Much of the crowd was just awakening when Here We Go Magic took to the stage at Glastonbury in 2010, but it was their sighting of a famous pair (“that’s fucking Thom Yorke and Nigel Godrich“) amongst them that unknowingly set the trajectory for A Different Ship. Godrich later appeared at follow up gigs, and while Here We Go Magic had yet to talk of a new record, it was his offer to assist them that changed their minds. While the album was recorded in the wake of a can’t miss opportunity, it’s the band’s strongest release to date.

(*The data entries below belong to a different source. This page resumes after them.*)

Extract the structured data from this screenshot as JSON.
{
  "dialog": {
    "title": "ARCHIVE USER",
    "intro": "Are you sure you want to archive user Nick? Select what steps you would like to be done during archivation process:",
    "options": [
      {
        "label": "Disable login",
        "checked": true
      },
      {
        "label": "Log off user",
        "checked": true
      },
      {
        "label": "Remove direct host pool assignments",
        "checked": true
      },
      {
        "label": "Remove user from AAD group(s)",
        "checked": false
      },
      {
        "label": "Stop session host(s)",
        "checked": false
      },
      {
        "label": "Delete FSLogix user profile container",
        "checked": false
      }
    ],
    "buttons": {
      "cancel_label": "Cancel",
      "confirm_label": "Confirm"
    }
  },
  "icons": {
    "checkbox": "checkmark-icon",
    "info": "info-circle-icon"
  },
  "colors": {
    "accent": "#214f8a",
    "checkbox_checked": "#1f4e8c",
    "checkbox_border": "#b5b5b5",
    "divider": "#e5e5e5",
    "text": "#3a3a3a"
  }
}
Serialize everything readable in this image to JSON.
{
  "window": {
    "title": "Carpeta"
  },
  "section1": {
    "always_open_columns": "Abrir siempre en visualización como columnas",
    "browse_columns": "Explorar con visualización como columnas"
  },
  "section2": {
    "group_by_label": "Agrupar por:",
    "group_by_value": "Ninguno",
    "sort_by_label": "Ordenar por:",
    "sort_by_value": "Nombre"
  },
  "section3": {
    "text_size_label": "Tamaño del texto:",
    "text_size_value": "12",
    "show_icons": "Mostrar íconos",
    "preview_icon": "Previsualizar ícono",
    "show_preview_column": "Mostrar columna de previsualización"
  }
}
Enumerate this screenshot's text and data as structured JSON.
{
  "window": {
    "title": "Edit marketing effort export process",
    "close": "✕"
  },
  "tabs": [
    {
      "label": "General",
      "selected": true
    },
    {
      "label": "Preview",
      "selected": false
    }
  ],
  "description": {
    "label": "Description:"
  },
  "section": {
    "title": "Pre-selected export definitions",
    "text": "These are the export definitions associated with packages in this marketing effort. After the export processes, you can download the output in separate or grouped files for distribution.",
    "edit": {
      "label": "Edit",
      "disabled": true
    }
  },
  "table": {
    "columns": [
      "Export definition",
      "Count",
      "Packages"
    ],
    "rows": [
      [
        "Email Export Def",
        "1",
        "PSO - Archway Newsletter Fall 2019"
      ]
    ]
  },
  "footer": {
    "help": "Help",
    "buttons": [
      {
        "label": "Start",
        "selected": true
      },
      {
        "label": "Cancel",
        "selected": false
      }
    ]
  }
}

This is the third album to be recorded under the Here We Go Magic moniker, and only the second to include a full band. While Pigeons was a psych-rock experiment, as front man Luke Temple tried to grasp a certain sound, A Different Ship is a refined counterpart, capitalizing on the band’s ability to densely layer sound and create an album rich in trademarks of  Godrich’s production.

Pigeons-era material has the feel of an accidental jam session, cramming each spare second with sound, but this album utilizes much-needed moments of pause. “Alone But Moving” uses ripples of synths and vocal effects to shake up soft, gorgeous piano, while the tip-toeing of instruments and soaring vocals on the title track unravel into an ending of heavy Godrich-created experiments. The best of this spatial understanding is found in the serene “Over the Ocean”; the story of in-flight pondering uses dreary guitar and quivering keys to warm with Temple’s falsetto, and finishes in an ocean of intangible sound.

Even with the newfound production assistance, there’s still an updated version of their signature bustling psychedelia. “I Believe In Action” and “Make Up Your Mind” intermingle stout kickdrums with New Wave synths, and the infectious tale of reluctant love on “How Do I Know” builds a colorful collage of subtle instrumentation. Enhancing their previous sound, Godrich allows for an album that shows us the first realization of what Here We Go Magic can be. This isn’t a new band, just a well-honed new direction.

Essential Tracks: “Alone But Moving” , “Over the Ocean”, and “A Different Ship”